▸ **WORK REQUIRED**
Within the data that follows, how many lines contain the word "drive"? Reply with only the number.

▸ **DATASET EXCERPTS**
====
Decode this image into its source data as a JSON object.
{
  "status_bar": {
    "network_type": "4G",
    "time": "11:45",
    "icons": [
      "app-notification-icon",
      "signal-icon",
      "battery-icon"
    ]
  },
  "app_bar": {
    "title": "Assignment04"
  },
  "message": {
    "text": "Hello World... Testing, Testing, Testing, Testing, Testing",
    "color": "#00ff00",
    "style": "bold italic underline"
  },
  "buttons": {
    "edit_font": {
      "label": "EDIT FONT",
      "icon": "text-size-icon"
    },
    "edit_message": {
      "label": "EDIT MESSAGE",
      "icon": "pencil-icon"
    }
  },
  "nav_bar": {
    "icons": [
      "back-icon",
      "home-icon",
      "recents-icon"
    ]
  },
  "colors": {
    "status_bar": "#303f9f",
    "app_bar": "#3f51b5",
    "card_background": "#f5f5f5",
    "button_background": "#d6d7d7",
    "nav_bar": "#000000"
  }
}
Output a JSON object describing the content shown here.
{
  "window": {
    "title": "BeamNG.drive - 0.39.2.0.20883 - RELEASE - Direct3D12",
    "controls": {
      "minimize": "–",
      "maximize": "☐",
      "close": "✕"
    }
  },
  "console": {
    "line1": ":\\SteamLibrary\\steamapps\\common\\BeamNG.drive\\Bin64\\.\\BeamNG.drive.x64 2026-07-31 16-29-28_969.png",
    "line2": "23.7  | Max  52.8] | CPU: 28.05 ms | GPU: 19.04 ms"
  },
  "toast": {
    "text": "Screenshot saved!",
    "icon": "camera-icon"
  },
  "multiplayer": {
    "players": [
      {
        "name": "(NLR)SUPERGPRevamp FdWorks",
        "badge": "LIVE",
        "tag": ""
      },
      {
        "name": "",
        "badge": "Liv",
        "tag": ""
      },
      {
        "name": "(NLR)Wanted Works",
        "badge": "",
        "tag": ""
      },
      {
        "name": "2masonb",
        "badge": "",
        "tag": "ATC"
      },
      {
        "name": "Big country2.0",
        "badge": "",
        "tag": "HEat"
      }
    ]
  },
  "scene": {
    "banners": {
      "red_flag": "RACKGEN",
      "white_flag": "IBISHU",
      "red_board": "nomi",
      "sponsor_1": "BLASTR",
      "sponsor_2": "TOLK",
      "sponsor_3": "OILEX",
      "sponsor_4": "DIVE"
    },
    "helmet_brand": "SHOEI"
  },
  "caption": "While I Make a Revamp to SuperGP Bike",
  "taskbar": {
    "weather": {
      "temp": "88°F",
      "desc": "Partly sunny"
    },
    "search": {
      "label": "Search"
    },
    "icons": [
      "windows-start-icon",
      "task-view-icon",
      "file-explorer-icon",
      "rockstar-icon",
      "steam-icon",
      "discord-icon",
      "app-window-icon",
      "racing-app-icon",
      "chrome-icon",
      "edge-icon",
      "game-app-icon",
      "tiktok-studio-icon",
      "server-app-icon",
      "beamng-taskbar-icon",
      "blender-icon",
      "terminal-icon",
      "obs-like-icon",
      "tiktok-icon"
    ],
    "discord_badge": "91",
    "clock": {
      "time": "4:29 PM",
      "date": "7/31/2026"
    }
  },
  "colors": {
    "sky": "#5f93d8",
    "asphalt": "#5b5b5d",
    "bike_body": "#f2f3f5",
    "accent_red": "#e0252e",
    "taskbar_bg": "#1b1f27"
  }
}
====
▸ **ANSWER SECTION**
2